The first attempts to classify the QAnon movement have resulted in vastly different assessments. Jakob Guhl sees QAnon as an “umbrella” conspiracy theory that combines different conspiracy theories, including well-known anti-Semitic tropes from the far-right and far-left as well as esoteric anti-vaccination conspiracy theories and the anti-immigrant theory of a “Great Replacement” that warns of a white genocide. Adrienne LaFrance compares QAnon to the emergence of religious movements such as the Seventh-Day Adventists and Church of Jesus Christ of Latter-day Saints. Travis View emphasizes the gaming dimension of QAnon, which resembles an online paperchase game where the goal is to solve QDrops. The flexibility of QAnon to be a religion for one person and a game for another might also explain the diverse demographics of QAnon followers, who in the United States range from older white women to young TikTokers.
When looking at conspiracy theories and their “followers,” it is helpful to understand them in the context of overlapping individual, social, and political identities. Conspiracy theories are attractive because they offer simple solutions to complex problems. These theories allow one to blame a small and identifiable group of people for turmoil in a society without resorting to abstract sociological and political categories. The QAnon movement runs counter to the usual patterns of conspiracy theories. In the view of QAnon believers, the world is not divided in a simple binary of “good vs. bad.” Its adherents push a convoluted narrative and entertain all sorts of connections to show that there is a grand plan steering society and politics.
Here to Stay

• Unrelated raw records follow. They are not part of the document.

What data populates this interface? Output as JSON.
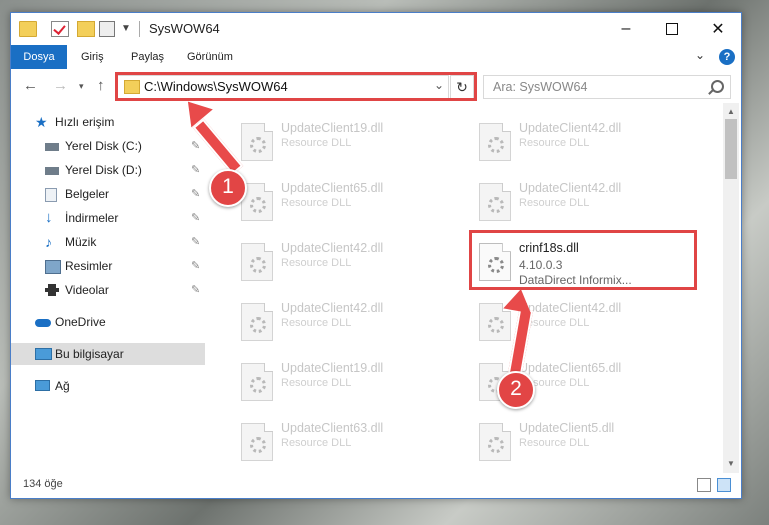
{
  "window": {
    "title": "SysWOW64",
    "min_label": "–",
    "close_label": "✕"
  },
  "ribbon": {
    "tabs": [
      "Dosya",
      "Giriş",
      "Paylaş",
      "Görünüm"
    ],
    "chevron": "⌄",
    "help": "?"
  },
  "nav": {
    "back": "←",
    "forward": "→",
    "recent": "▾",
    "up": "↑",
    "address": "C:\\Windows\\SysWOW64",
    "address_drop": "⌄",
    "refresh": "↻",
    "search_placeholder": "Ara: SysWOW64"
  },
  "sidebar": {
    "quick_access": "Hızlı erişim",
    "items": [
      {
        "label": "Yerel Disk (C:)",
        "icon": "drive-icon"
      },
      {
        "label": "Yerel Disk (D:)",
        "icon": "drive-icon"
      },
      {
        "label": "Belgeler",
        "icon": "documents-icon"
      },
      {
        "label": "İndirmeler",
        "icon": "downloads-icon"
      },
      {
        "label": "Müzik",
        "icon": "music-icon"
      },
      {
        "label": "Resimler",
        "icon": "pictures-icon"
      },
      {
        "label": "Videolar",
        "icon": "videos-icon"
      }
    ],
    "onedrive": "OneDrive",
    "this_pc": "Bu bilgisayar",
    "network": "Ağ",
    "pin": "📌"
  },
  "files_left": [
    {
      "name": "UpdateClient19.dll",
      "desc": "Resource DLL"
    },
    {
      "name": "UpdateClient65.dll",
      "desc": "Resource DLL"
    },
    {
      "name": "UpdateClient42.dll",
      "desc": "Resource DLL"
    },
    {
      "name": "UpdateClient42.dll",
      "desc": "Resource DLL"
    },
    {
      "name": "UpdateClient19.dll",
      "desc": "Resource DLL"
    },
    {
      "name": "UpdateClient63.dll",
      "desc": "Resource DLL"
    }
  ],
  "files_right": [
    {
      "name": "UpdateClient42.dll",
      "desc": "Resource DLL"
    },
    {
      "name": "UpdateClient42.dll",
      "desc": "Resource DLL"
    },
    {
      "name": "UpdateClient42.dll",
      "desc": "Resource DLL"
    },
    {
      "name": "UpdateClient65.dll",
      "desc": "Resource DLL"
    },
    {
      "name": "UpdateClient5.dll",
      "desc": "Resource DLL"
    }
  ],
  "highlighted_file": {
    "name": "crinf18s.dll",
    "version": "4.10.0.3",
    "desc": "DataDirect Informix..."
  },
  "status": {
    "item_count": "134 öğe"
  },
  "annotations": {
    "step1": "1",
    "step2": "2",
    "color": "#e24545"
  }
}
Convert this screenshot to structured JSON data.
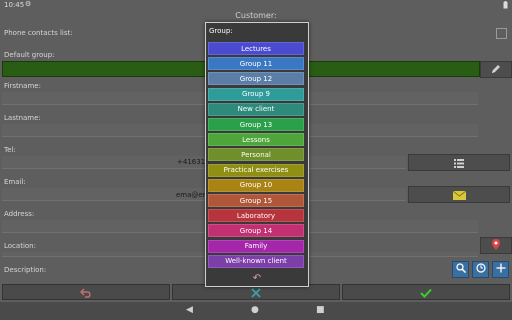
{
  "status_bar": {
    "time": "10:45",
    "settings_icon": "gear-icon",
    "battery_icon": "battery-icon"
  },
  "header": {
    "title": "Customer:"
  },
  "form": {
    "phone_contacts_label": "Phone contacts list:",
    "default_group_label": "Default group:",
    "firstname_label": "Firstname:",
    "lastname_label": "Lastname:",
    "tel_label": "Tel:",
    "tel_value": "+41631",
    "email_label": "Email:",
    "email_value": "ema@en",
    "address_label": "Address:",
    "location_label": "Location:",
    "description_label": "Description:"
  },
  "popup": {
    "title": "Group:",
    "items": [
      {
        "label": "Lectures",
        "color": "#4b4bd0"
      },
      {
        "label": "Group 11",
        "color": "#3b78c4"
      },
      {
        "label": "Group 12",
        "color": "#5a7ea8"
      },
      {
        "label": "Group 9",
        "color": "#2f9b9b"
      },
      {
        "label": "New client",
        "color": "#2e8a7a"
      },
      {
        "label": "Group 13",
        "color": "#2aa04a"
      },
      {
        "label": "Lessons",
        "color": "#4ea63a"
      },
      {
        "label": "Personal",
        "color": "#6e8f2a"
      },
      {
        "label": "Practical exercises",
        "color": "#8f8f14"
      },
      {
        "label": "Group 10",
        "color": "#a98414"
      },
      {
        "label": "Group 15",
        "color": "#b0573a"
      },
      {
        "label": "Laboratory",
        "color": "#b8343c"
      },
      {
        "label": "Group 14",
        "color": "#c22f72"
      },
      {
        "label": "Family",
        "color": "#a327a8"
      },
      {
        "label": "Well-known client",
        "color": "#7c3ea8"
      }
    ],
    "undo_icon": "undo-arrow-icon"
  },
  "colors": {
    "default_group_bar": "#2a5d14",
    "confirm_check": "#39d02a"
  },
  "icons": {
    "edit": "pencil-icon",
    "contacts_list": "list-icon",
    "email": "envelope-icon",
    "location": "map-pin-icon",
    "search": "search-icon",
    "timer": "timer-icon",
    "add": "plus-icon",
    "back": "undo-arrow-icon",
    "cancel": "close-icon",
    "confirm": "check-icon"
  }
}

QAnon’s broad appeal suggests that its popularity will not wane in the event that Donald Trump loses the November election. With more and more GOP politicians in the United States peddling the conspiracy theory, QAnon is here to stay. A recent poll shows that one in three Republicans think that the QAnon “theory” is mostly true, and only 13 percent denounce it completely. In Germany, QAnon still seems to be a movement on the fringes of society, but it could spread into the mainstream faster than current analyses suggest. According to the most recent findings of the Konrad-Adenauer-Foundation, around 30 percent of Germans have at least a tendency to believe in conspiracy theories.

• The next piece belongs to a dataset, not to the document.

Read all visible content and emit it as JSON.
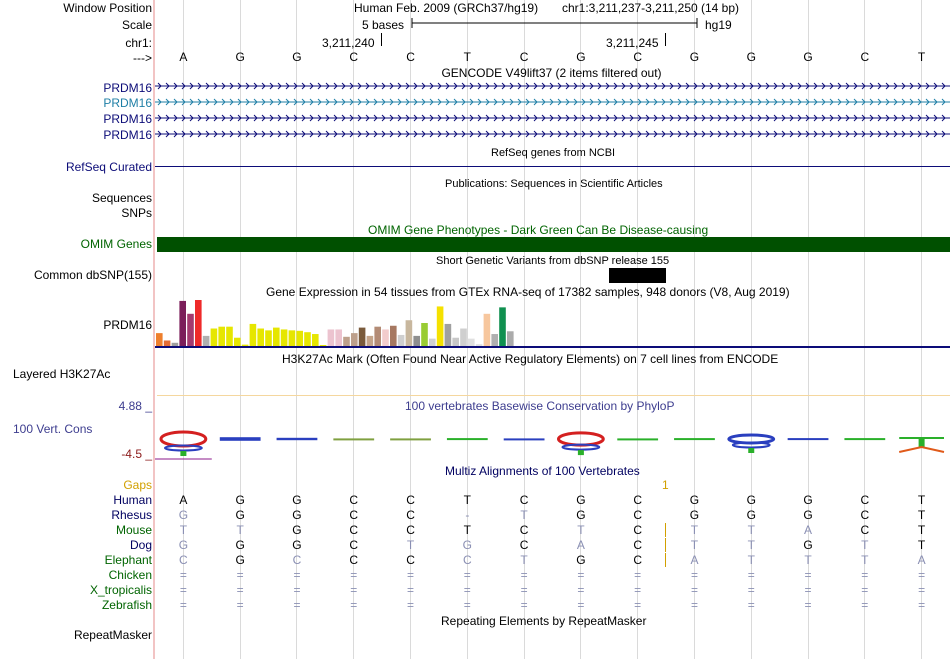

The movement unites people with all sorts of disparate world views from the alt-right, to evangelical, to left-wing, to anti-vaxxers and esoterics. Its broad tent renders QAnon a powerful force that threatens to erode democracies from within. Its ideological underpinnings, even if contradictory, should be seen for what they are: anti-Semitic, anti-democratic, and illiberal. The QAnon conspiracy theory exists not just in the realm of ideas; it has also led to acts of violence, as seen in America (Pizzagate, Hoover Dam) and Germany (Hanau, Halle). Left unchecked, the QAnon conspiracy will only grow more potent. It is the responsibility of governments and citizens to fight fantasy with fact and closely monitor the movement. At a time when tensions are already running high, democracies can ill afford to take a back seat to conspiracies.
The authors are currently participants in the AICGS project on Social Divisions and Questions of Identity in Germany and the United States – a three-year-project funded by the Transatlantik-Programm der Bundesrepublik Deutschland aus Mitteln des European Recovery Program (ERP) des Bundesministerium für Wirtschaft und Energie (BMWi).
 See Gabriele Cosentino, “The Post-truth World Order,” Social Media and the Post-Truth World Order (Palgrave Pivot, 2020), p. 1-31.
 See Michael Butter and Peter Knight, Routledge Handbook of conspiracy theories (Abingdon/ New York: Routledge, 2020).